return taskCompletionSource.Task;

And that’s it!

Here’s how the full extension method should look:

public static class ExtensionMethods {
    public static Task<TTaskEventArgs> ShowAsync<TTaskEventArgs>(this ChooserBase<TTaskEventArgs> chooser)
        where TTaskEventArgs : TaskEventArgs
    {
        var taskCompletionSource = new TaskCompletionSource<TTaskEventArgs>();

        EventHandler<TTaskEventArgs> completed = null;

        completed = (s, e) => {
            chooser.Completed -= completed;

            taskCompletionSource.SetResult(e);
        };

        chooser.Completed += completed;
        chooser.Show();

        return taskCompletionSource.Task;
    }
}

You can download a sample code for this directly from the Microsoft Code Gallery.

The PhoneApplicationFrame bug is still alive!

This is an issue that I stomped about 6 months ago, blogged about it, reported and got it confirmed by Microsoft, and just found out that after all this time, they didn’t fix it on Windows Phone 8!!

When the Windows Phone SDK started to allow developers to remove entries from the navigation back stack, they (inadvertly?) introduced a bug in PhoneApplicationFrame, more specifically in the CanGoBack property!

Here’s how to simulate the issue:

  • Start by creating two separate pages
  • On the application start page, add a Button that when clicked will just navigate to the second page (thus adding an item to the navigation stack)
  • On the second page Loaded event, call the NavigationService.RemoveBackEntry (removing the previously added item from the navigation stack)
  • Get the current PhoneApplicationFrame instance with (PhoneApplicationFrame)App.Current.RootVisual
  • Compare the NavigationService.CanGoBack and PhoneApplicationFrame.CanGoBack property values: the first indicates false, the correct and expected value, while the second indicates true, something that should not happen because we just cleared the navigation back stack when we removed the only entry that was there!!

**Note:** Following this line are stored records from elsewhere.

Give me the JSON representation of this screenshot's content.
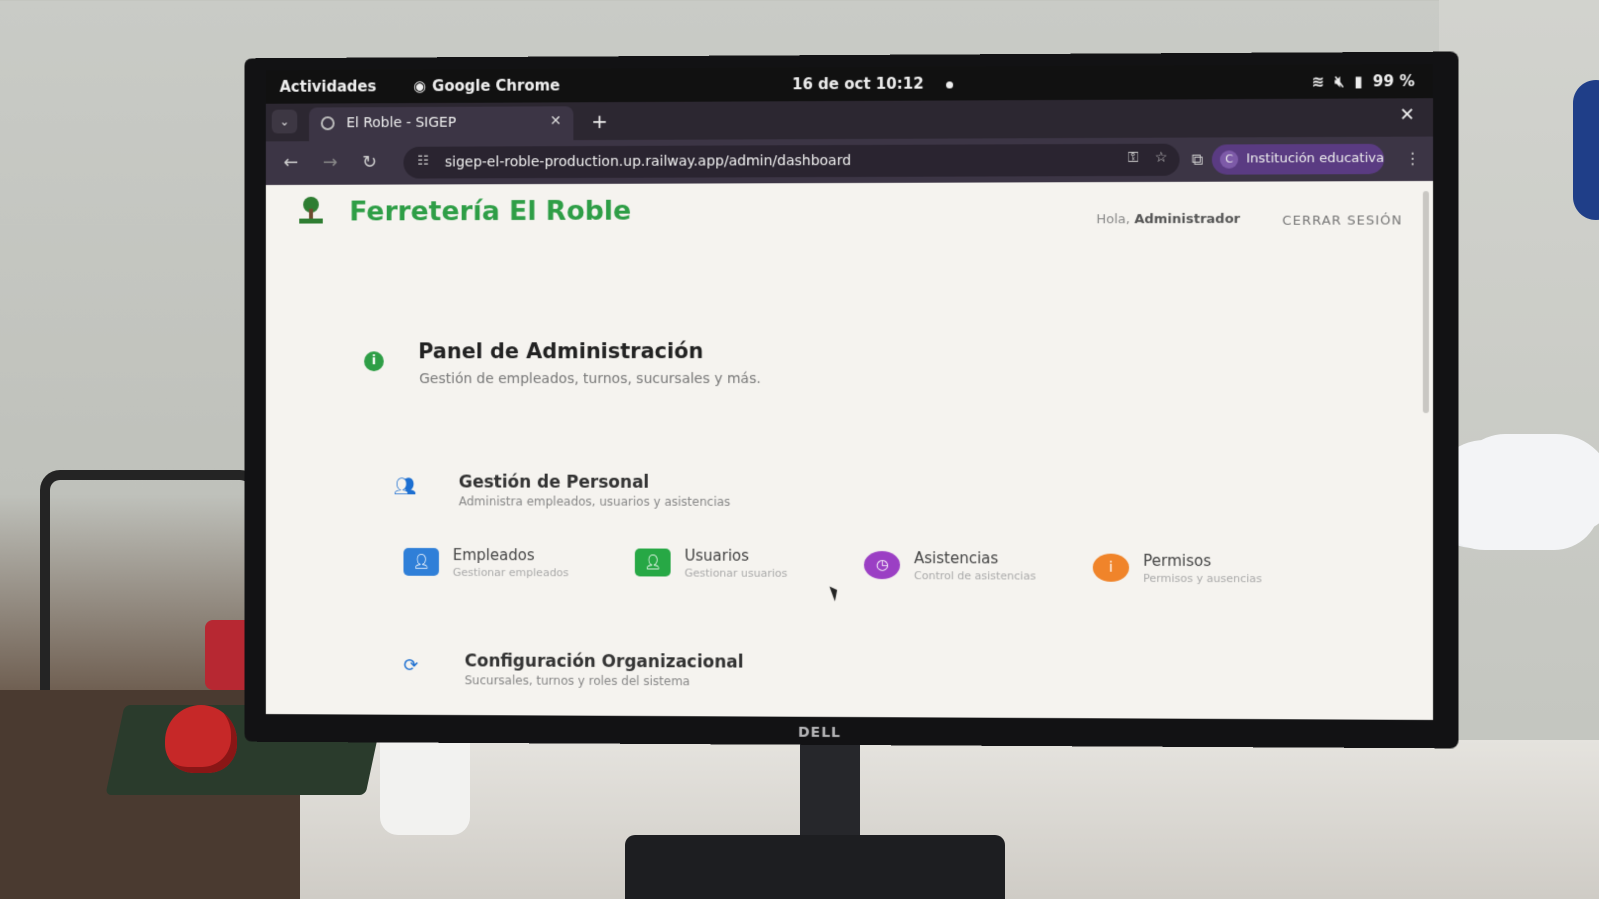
{
  "desktop": {
    "activities": "Actividades",
    "app_name": "Google Chrome",
    "clock": "16 de oct  10:12",
    "battery": "99 %"
  },
  "browser": {
    "tab_title": "El Roble - SIGEP",
    "url": "sigep-el-roble-production.up.railway.app/admin/dashboard",
    "profile_initial": "C",
    "profile_label": "Institución educativa"
  },
  "header": {
    "brand": "Ferretería El Roble",
    "greeting_prefix": "Hola,",
    "greeting_user": "Administrador",
    "logout": "CERRAR SESIÓN"
  },
  "panel": {
    "title": "Panel de Administración",
    "subtitle": "Gestión de empleados, turnos, sucursales y más."
  },
  "sections": [
    {
      "title": "Gestión de Personal",
      "subtitle": "Administra empleados, usuarios y asistencias",
      "cards": [
        {
          "title": "Empleados",
          "subtitle": "Gestionar empleados",
          "color": "#2f7fd8",
          "icon": "person-icon"
        },
        {
          "title": "Usuarios",
          "subtitle": "Gestionar usuarios",
          "color": "#27a845",
          "icon": "user-add-icon"
        },
        {
          "title": "Asistencias",
          "subtitle": "Control de asistencias",
          "color": "#9b3fc4",
          "icon": "clock-icon"
        },
        {
          "title": "Permisos",
          "subtitle": "Permisos y ausencias",
          "color": "#f0842a",
          "icon": "info-icon"
        }
      ]
    },
    {
      "title": "Configuración Organizacional",
      "subtitle": "Sucursales, turnos y roles del sistema"
    }
  ],
  "monitor_brand": "DELL"
}
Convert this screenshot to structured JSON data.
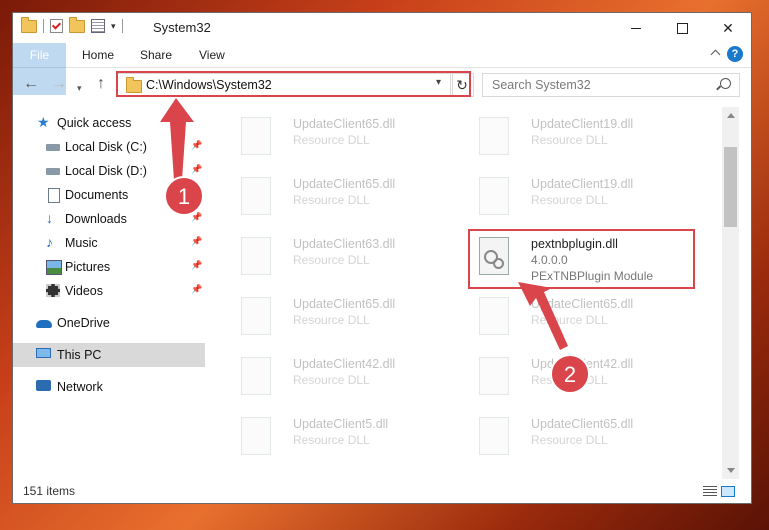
{
  "window": {
    "title": "System32"
  },
  "ribbon": {
    "file_label": "File",
    "tabs": [
      "Home",
      "Share",
      "View"
    ],
    "help_label": "?"
  },
  "address": {
    "path": "C:\\Windows\\System32",
    "search_placeholder": "Search System32"
  },
  "sidebar": {
    "items": [
      {
        "label": "Quick access",
        "icon": "star-icon"
      },
      {
        "label": "Local Disk (C:)",
        "icon": "drive-icon"
      },
      {
        "label": "Local Disk (D:)",
        "icon": "drive-icon"
      },
      {
        "label": "Documents",
        "icon": "documents-icon"
      },
      {
        "label": "Downloads",
        "icon": "downloads-icon"
      },
      {
        "label": "Music",
        "icon": "music-icon"
      },
      {
        "label": "Pictures",
        "icon": "pictures-icon"
      },
      {
        "label": "Videos",
        "icon": "videos-icon"
      },
      {
        "label": "OneDrive",
        "icon": "cloud-icon"
      },
      {
        "label": "This PC",
        "icon": "computer-icon"
      },
      {
        "label": "Network",
        "icon": "network-icon"
      }
    ]
  },
  "files": {
    "col1": [
      {
        "name": "UpdateClient65.dll",
        "type": "Resource DLL"
      },
      {
        "name": "UpdateClient65.dll",
        "type": "Resource DLL"
      },
      {
        "name": "UpdateClient63.dll",
        "type": "Resource DLL"
      },
      {
        "name": "UpdateClient65.dll",
        "type": "Resource DLL"
      },
      {
        "name": "UpdateClient42.dll",
        "type": "Resource DLL"
      },
      {
        "name": "UpdateClient5.dll",
        "type": "Resource DLL"
      }
    ],
    "col2": [
      {
        "name": "UpdateClient19.dll",
        "type": "Resource DLL"
      },
      {
        "name": "UpdateClient19.dll",
        "type": "Resource DLL"
      },
      {
        "name": "UpdateClient65.dll",
        "type": "Resource DLL"
      },
      {
        "name": "UpdateClient42.dll",
        "type": "Resource DLL"
      },
      {
        "name": "UpdateClient65.dll",
        "type": "Resource DLL"
      }
    ],
    "target": {
      "name": "pextnbplugin.dll",
      "version": "4.0.0.0",
      "type": "PExTNBPlugin Module"
    }
  },
  "status": {
    "count": "151 items"
  },
  "annotations": {
    "step1": "1",
    "step2": "2",
    "color": "#d9454a"
  }
}
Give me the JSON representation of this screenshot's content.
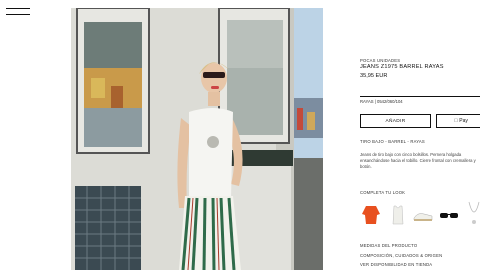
{
  "product": {
    "tag": "POCAS UNIDADES",
    "name": "JEANS Z1975 BARREL RAYAS",
    "price": "35,95 EUR",
    "color_ref": "RAYAS | 0542/060/104",
    "add_label": "AÑADIR",
    "apple_pay_label": "Pay",
    "fit": "TIRO BAJO - BARREL - RAYAS",
    "description": "Jeans de tiro bajo con cinco bolsillos. Pernera holgada ensanchándose hacia el tobillo. Cierre frontal con cremallera y botón."
  },
  "complete_look": {
    "heading": "COMPLETA TU LOOK",
    "items": [
      {
        "icon": "orange-sweater"
      },
      {
        "icon": "white-tank-top"
      },
      {
        "icon": "white-sneaker"
      },
      {
        "icon": "sunglasses"
      },
      {
        "icon": "necklace"
      }
    ]
  },
  "links": [
    {
      "label": "MEDIDAS DEL PRODUCTO"
    },
    {
      "label": "COMPOSICIÓN, CUIDADOS & ORIGEN"
    },
    {
      "label": "VER DISPONIBILIDAD EN TIENDA"
    }
  ],
  "colors": {
    "text": "#111111",
    "background": "#ffffff"
  }
}
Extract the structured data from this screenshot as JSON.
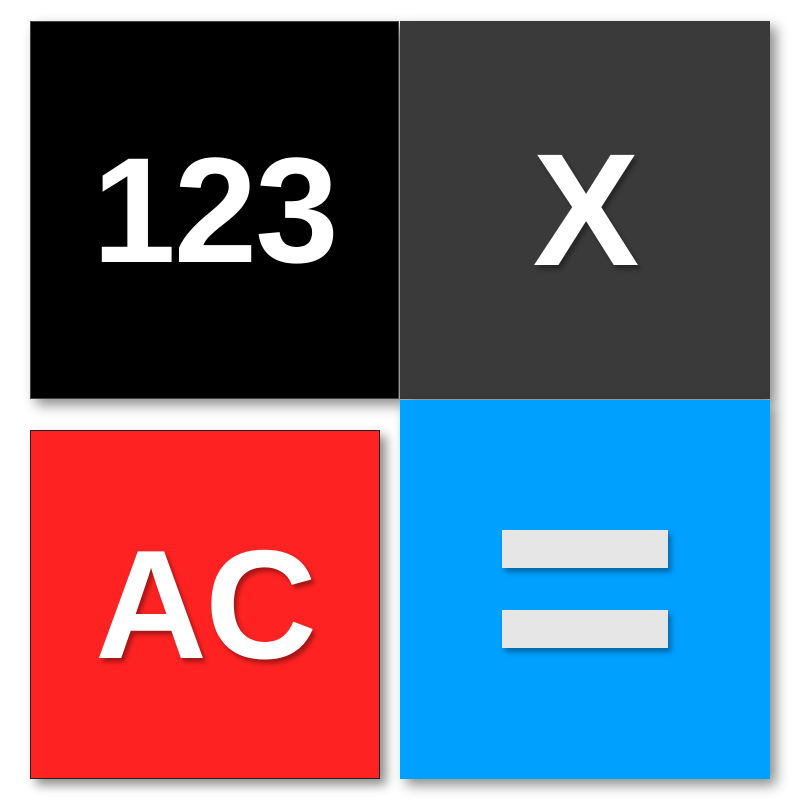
{
  "keys": {
    "digits": {
      "label": "123",
      "color": "#000000"
    },
    "times": {
      "label": "X",
      "color": "#3a3a3a"
    },
    "clear": {
      "label": "AC",
      "color": "#fe2222"
    },
    "equals": {
      "icon": "equals-icon",
      "color": "#00a0ff",
      "bar_color": "#e6e6e6"
    }
  }
}
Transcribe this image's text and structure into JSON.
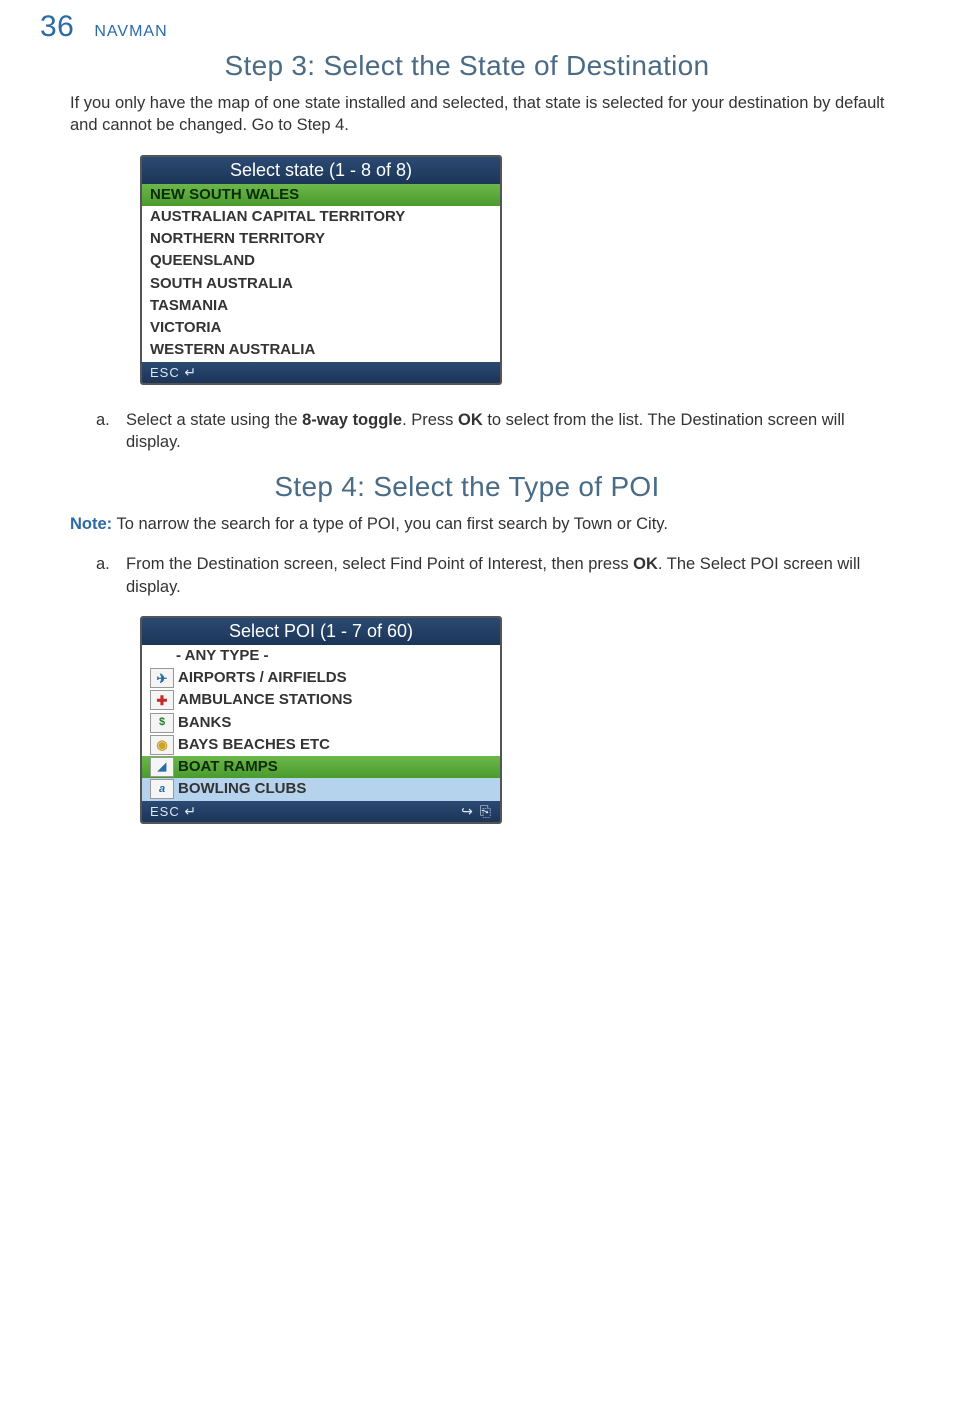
{
  "header": {
    "page_number": "36",
    "brand": "NAVMAN"
  },
  "step3": {
    "title": "Step 3: Select the State of Destination",
    "intro": "If you only have the map of one state installed and selected, that state is selected for your destination by default and cannot be changed. Go to Step 4.",
    "device": {
      "title": "Select state (1 - 8 of 8)",
      "items": [
        "NEW SOUTH WALES",
        "AUSTRALIAN CAPITAL TERRITORY",
        "NORTHERN TERRITORY",
        "QUEENSLAND",
        "SOUTH AUSTRALIA",
        "TASMANIA",
        "VICTORIA",
        "WESTERN AUSTRALIA"
      ],
      "footer_esc": "ESC",
      "footer_enter": "↵"
    },
    "bullet_marker": "a.",
    "bullet_pre": "Select a state using the ",
    "bullet_b1": "8-way toggle",
    "bullet_mid": ". Press ",
    "bullet_b2": "OK",
    "bullet_post": " to select from the list. The Destination screen will display."
  },
  "step4": {
    "title": "Step 4: Select the Type of POI",
    "note_label": "Note:",
    "note_text": " To narrow the search for a type of POI, you can first search by Town or City.",
    "bullet_marker": "a.",
    "bullet_pre": "From the Destination screen, select Find Point of Interest, then press ",
    "bullet_b1": "OK",
    "bullet_post": ". The Select POI screen will display.",
    "device": {
      "title": "Select POI (1 - 7 of 60)",
      "items": [
        "- ANY TYPE -",
        "AIRPORTS / AIRFIELDS",
        "AMBULANCE STATIONS",
        "BANKS",
        "BAYS BEACHES ETC",
        "BOAT RAMPS",
        "BOWLING CLUBS"
      ],
      "footer_esc": "ESC",
      "footer_enter": "↵",
      "footer_loop": "↪",
      "footer_copy": "⎘"
    }
  }
}
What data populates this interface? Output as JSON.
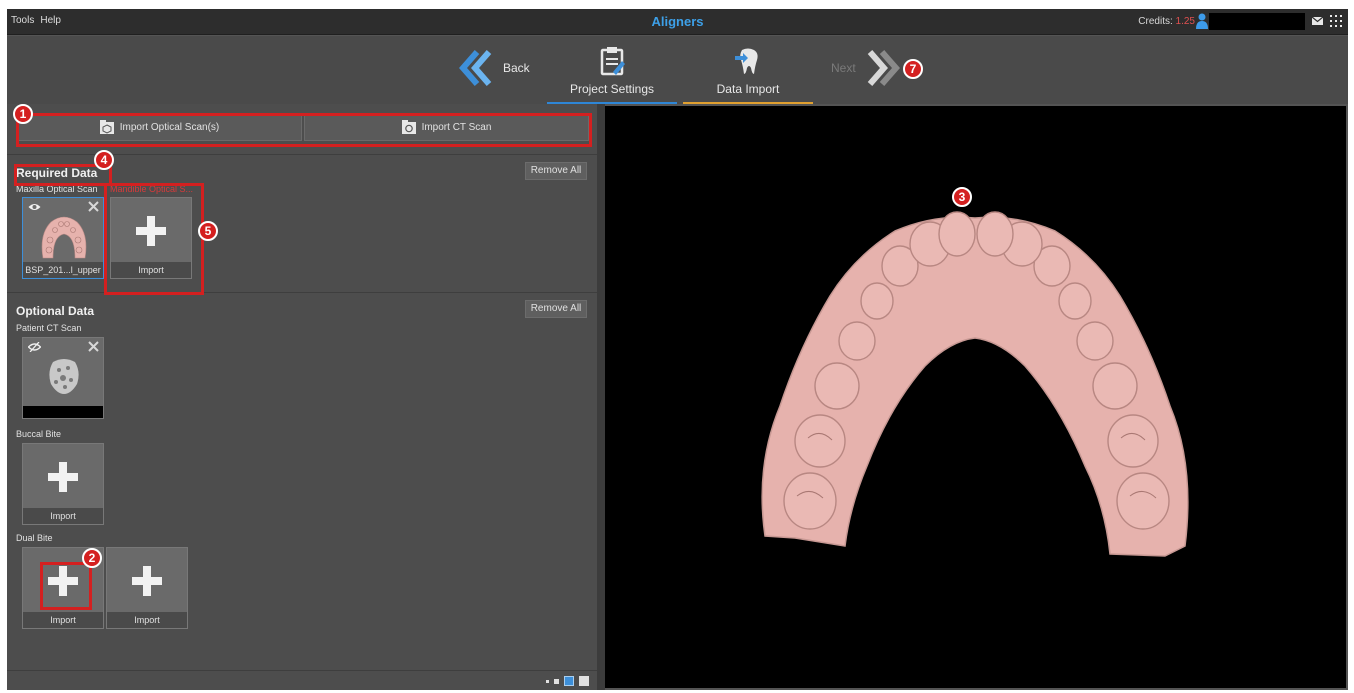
{
  "menu": {
    "tools": "Tools",
    "help": "Help"
  },
  "app_title": "Aligners",
  "credits": {
    "label": "Credits:",
    "value": "1.25"
  },
  "wizard": {
    "back_label": "Back",
    "steps": [
      {
        "label": "Project Settings"
      },
      {
        "label": "Data Import"
      }
    ],
    "next_label": "Next"
  },
  "import": {
    "optical_label": "Import Optical Scan(s)",
    "ct_label": "Import CT Scan"
  },
  "required": {
    "title": "Required Data",
    "remove_all": "Remove All",
    "maxilla_label": "Maxilla Optical Scan",
    "maxilla_file": "BSP_201...l_upper",
    "mandible_label": "Mandible Optical S...",
    "mandible_button": "Import"
  },
  "optional": {
    "title": "Optional Data",
    "remove_all": "Remove All",
    "ct_label": "Patient CT Scan",
    "buccal_label": "Buccal Bite",
    "buccal_button": "Import",
    "dual_label": "Dual Bite",
    "dual_button_1": "Import",
    "dual_button_2": "Import"
  },
  "callouts": {
    "c1": "1",
    "c2": "2",
    "c3": "3",
    "c4": "4",
    "c5": "5",
    "c7": "7"
  },
  "colors": {
    "accent_blue": "#3da0e8",
    "warning_red": "#d83a3a",
    "callout_red": "#d42020",
    "model_pink": "#e6b2ad",
    "step_active": "#e0a030"
  }
}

By using a Reflection tool to look at the PhoneApplicationFrame implementation, one could easily realize that while the methods Navigate, GoBack, RemoveBackEntry and others are just proxies to the same ones on NavigationService, this is not true for the CanGoBack and CanGoForward properties, which have local values and only get updated after a navigation event!

And this is where lies the whole problem: the values ​​of these properties should be obtained directly from NavigationService like the methods are, or at least they should also be updated when RemoveBackEntry method gets called!

You can test and confirm this bug by downloading this sample application.

All you need to do is run the app, click on “Navigate to self”, check that the stack count is now 1, click on one of the two buttons for the “RemoveBackEntry” and realize that the CanGoBack properties now have different values!

This situation has been fixed in the implementation of the INavigationService on Cimbalino Windows Phone Toolkit, but be aware that there are still a lot of similar services implementations from other toolkits and frameworks that have this bug…

Updated on 20/01/2013: After a few tweets with Joost van Schaik, he updated the INavigationService implementation on Wp7nl utilities to match the Cimbalino Windows Phone Toolkit.

Welcome!

My name is Pedro Lamas, I’m a Portuguese developer specialized in Microsoft Technologies, and this is my English blog for Windows and Windows Phone Development.

For a while this address was home for my Portuguese blog Nação do Cimbalino. Rest assure that the blog still exists, it just got moved to a new address!

I’ll be working to get the blog up and running in the next few days, so please bare with me.

I promise it will be worth it! ;)